Records for processing →
○ ○ ○ ○ ○
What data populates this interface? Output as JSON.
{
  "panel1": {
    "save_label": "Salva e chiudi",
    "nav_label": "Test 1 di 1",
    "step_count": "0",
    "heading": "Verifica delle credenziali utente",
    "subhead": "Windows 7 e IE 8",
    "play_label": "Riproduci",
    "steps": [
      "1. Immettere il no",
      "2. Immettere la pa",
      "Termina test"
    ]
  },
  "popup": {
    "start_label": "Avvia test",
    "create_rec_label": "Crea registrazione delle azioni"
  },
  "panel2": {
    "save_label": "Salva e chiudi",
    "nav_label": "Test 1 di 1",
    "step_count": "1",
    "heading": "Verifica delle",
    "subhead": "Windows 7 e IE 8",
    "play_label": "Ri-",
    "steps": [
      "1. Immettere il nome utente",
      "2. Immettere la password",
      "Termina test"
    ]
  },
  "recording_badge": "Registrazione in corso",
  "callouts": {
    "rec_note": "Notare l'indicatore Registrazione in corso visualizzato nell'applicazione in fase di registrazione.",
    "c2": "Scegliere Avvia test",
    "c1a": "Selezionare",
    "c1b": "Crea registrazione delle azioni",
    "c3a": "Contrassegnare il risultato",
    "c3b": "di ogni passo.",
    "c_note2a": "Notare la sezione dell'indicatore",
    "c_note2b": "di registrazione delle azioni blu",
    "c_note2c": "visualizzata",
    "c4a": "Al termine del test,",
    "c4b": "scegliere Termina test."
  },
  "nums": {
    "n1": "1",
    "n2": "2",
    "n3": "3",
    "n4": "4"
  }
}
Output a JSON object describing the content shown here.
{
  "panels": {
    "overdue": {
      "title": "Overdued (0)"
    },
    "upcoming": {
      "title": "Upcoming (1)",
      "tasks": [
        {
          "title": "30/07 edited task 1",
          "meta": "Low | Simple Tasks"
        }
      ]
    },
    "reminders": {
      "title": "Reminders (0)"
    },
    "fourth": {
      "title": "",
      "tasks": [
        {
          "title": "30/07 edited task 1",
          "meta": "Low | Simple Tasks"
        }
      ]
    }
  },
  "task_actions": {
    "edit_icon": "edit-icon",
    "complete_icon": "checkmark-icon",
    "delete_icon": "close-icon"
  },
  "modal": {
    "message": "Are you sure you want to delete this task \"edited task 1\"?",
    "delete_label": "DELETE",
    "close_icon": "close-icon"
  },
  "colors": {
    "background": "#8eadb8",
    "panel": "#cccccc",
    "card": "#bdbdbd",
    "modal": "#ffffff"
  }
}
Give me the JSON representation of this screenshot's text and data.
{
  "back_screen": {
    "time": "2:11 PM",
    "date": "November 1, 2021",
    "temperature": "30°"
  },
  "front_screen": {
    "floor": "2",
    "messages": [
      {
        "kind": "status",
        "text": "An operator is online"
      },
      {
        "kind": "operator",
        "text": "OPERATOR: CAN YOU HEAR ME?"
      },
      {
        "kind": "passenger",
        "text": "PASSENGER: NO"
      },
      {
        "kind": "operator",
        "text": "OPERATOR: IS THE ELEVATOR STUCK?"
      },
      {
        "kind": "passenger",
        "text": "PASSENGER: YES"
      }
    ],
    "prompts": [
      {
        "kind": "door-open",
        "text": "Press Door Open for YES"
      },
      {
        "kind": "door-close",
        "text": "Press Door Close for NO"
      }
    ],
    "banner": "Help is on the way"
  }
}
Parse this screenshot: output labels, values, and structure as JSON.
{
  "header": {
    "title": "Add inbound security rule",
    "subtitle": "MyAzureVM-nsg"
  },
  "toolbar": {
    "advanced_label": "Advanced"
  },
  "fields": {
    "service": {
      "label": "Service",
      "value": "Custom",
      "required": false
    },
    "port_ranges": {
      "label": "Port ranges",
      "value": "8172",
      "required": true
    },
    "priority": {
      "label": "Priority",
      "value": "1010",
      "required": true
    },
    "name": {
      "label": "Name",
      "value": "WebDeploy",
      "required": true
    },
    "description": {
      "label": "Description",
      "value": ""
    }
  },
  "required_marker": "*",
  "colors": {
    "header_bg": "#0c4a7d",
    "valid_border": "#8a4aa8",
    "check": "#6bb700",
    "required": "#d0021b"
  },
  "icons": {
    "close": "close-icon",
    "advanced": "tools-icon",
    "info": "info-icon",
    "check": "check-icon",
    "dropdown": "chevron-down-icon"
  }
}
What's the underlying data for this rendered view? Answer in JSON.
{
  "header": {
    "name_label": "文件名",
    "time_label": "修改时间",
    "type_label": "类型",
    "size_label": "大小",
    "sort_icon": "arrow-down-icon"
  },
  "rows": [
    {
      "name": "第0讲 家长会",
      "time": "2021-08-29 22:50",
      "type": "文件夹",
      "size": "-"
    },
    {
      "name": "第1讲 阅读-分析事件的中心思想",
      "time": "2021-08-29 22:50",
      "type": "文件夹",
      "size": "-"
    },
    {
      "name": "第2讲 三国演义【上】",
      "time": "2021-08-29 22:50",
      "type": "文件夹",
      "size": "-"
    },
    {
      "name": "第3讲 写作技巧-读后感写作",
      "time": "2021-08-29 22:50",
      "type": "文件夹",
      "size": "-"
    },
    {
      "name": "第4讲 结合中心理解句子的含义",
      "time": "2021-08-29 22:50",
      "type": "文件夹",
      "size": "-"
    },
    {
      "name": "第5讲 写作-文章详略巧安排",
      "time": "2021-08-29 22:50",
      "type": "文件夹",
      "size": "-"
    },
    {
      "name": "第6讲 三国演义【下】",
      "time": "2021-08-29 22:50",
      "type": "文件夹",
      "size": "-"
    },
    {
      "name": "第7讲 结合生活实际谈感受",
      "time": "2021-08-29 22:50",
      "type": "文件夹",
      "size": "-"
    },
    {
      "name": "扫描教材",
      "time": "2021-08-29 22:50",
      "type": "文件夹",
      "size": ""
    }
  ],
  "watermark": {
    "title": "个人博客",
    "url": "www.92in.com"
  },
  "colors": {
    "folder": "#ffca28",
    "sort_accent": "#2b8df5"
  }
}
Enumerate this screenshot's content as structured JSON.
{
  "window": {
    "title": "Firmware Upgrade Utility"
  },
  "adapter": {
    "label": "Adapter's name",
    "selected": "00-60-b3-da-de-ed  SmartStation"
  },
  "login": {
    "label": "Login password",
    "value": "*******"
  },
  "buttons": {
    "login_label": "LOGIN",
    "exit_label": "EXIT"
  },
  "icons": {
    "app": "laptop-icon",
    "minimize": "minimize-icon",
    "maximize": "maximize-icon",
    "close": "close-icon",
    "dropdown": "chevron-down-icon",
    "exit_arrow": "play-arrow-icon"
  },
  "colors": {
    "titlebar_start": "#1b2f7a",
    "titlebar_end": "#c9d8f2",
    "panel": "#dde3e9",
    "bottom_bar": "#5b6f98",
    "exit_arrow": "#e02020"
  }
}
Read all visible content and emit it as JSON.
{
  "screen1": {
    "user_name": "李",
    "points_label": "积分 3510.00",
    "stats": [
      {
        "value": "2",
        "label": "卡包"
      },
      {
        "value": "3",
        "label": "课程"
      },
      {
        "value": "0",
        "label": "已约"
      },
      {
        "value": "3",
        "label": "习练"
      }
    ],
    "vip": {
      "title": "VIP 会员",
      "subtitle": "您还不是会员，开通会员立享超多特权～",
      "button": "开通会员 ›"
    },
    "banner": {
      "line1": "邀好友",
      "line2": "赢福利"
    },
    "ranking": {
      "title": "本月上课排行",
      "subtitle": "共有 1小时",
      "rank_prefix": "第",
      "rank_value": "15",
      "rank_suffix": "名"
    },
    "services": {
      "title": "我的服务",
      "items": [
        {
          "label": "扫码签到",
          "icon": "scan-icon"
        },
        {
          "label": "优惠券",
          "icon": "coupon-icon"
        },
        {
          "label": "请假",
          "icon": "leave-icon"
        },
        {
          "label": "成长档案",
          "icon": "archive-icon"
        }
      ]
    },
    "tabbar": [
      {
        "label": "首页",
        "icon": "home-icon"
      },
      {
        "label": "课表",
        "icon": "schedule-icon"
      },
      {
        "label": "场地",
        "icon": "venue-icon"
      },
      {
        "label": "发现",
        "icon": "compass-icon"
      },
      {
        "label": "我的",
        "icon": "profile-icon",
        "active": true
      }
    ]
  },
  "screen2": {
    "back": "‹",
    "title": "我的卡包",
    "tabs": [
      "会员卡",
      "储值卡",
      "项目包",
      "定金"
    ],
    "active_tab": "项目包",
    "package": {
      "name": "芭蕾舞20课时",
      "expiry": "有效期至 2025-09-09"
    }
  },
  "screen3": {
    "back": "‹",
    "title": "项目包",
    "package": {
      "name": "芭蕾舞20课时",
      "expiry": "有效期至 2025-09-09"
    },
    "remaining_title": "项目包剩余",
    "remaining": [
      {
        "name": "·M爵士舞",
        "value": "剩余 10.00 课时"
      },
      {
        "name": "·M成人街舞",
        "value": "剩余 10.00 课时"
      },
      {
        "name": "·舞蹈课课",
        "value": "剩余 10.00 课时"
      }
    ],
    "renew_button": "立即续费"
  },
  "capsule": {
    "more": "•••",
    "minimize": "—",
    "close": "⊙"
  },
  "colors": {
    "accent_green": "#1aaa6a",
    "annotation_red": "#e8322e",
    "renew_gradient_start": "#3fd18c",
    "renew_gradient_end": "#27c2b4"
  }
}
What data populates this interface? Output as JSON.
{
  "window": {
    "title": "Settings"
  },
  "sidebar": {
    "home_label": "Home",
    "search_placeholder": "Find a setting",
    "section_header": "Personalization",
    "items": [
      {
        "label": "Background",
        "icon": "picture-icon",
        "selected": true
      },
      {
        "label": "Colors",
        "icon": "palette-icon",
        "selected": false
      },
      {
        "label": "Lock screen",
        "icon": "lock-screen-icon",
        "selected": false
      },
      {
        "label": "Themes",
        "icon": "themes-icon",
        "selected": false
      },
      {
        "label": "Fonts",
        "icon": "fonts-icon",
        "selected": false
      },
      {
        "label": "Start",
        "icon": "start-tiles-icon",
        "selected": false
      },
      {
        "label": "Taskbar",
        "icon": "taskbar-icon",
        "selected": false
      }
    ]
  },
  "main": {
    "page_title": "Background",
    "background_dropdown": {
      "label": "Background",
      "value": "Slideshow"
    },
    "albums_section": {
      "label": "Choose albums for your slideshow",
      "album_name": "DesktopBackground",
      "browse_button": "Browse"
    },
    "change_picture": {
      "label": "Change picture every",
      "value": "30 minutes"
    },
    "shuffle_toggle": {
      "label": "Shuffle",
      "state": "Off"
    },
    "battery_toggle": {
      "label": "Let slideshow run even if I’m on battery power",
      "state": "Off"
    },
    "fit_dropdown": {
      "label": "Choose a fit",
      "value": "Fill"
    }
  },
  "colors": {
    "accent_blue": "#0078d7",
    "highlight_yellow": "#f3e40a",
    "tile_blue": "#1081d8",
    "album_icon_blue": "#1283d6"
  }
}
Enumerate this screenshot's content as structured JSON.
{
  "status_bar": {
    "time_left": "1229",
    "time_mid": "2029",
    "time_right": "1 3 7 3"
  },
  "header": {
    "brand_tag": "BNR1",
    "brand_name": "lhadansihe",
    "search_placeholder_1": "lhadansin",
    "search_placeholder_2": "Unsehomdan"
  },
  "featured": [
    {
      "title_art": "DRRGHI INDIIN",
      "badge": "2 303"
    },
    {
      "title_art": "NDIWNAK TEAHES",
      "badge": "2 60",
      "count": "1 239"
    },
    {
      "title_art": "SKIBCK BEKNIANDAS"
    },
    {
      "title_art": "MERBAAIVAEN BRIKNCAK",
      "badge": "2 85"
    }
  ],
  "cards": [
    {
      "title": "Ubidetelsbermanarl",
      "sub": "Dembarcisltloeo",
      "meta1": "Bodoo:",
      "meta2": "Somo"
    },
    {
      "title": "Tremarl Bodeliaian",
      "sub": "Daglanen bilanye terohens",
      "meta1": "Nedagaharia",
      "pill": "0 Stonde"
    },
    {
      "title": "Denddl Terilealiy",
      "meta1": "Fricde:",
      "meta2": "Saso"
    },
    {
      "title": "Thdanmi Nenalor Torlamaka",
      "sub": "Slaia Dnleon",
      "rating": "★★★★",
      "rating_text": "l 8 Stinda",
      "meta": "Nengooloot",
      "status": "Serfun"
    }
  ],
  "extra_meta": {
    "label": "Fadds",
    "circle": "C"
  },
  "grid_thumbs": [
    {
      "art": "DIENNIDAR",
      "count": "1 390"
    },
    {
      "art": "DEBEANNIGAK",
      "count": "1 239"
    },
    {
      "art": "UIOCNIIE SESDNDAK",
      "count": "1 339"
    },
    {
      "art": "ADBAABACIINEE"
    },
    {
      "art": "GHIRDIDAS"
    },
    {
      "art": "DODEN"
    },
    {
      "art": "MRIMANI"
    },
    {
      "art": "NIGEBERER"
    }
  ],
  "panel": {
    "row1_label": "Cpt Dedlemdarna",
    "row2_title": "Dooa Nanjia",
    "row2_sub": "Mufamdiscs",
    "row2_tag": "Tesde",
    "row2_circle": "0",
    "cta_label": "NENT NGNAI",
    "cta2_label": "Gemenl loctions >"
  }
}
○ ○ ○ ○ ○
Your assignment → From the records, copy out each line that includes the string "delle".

Completed exercise →
    "heading": "Verifica delle credenziali utente",
    "create_rec_label": "Crea registrazione delle azioni"
    "heading": "Verifica delle",
    "c1b": "Crea registrazione delle azioni",
    "c_note2b": "di registrazione delle azioni blu",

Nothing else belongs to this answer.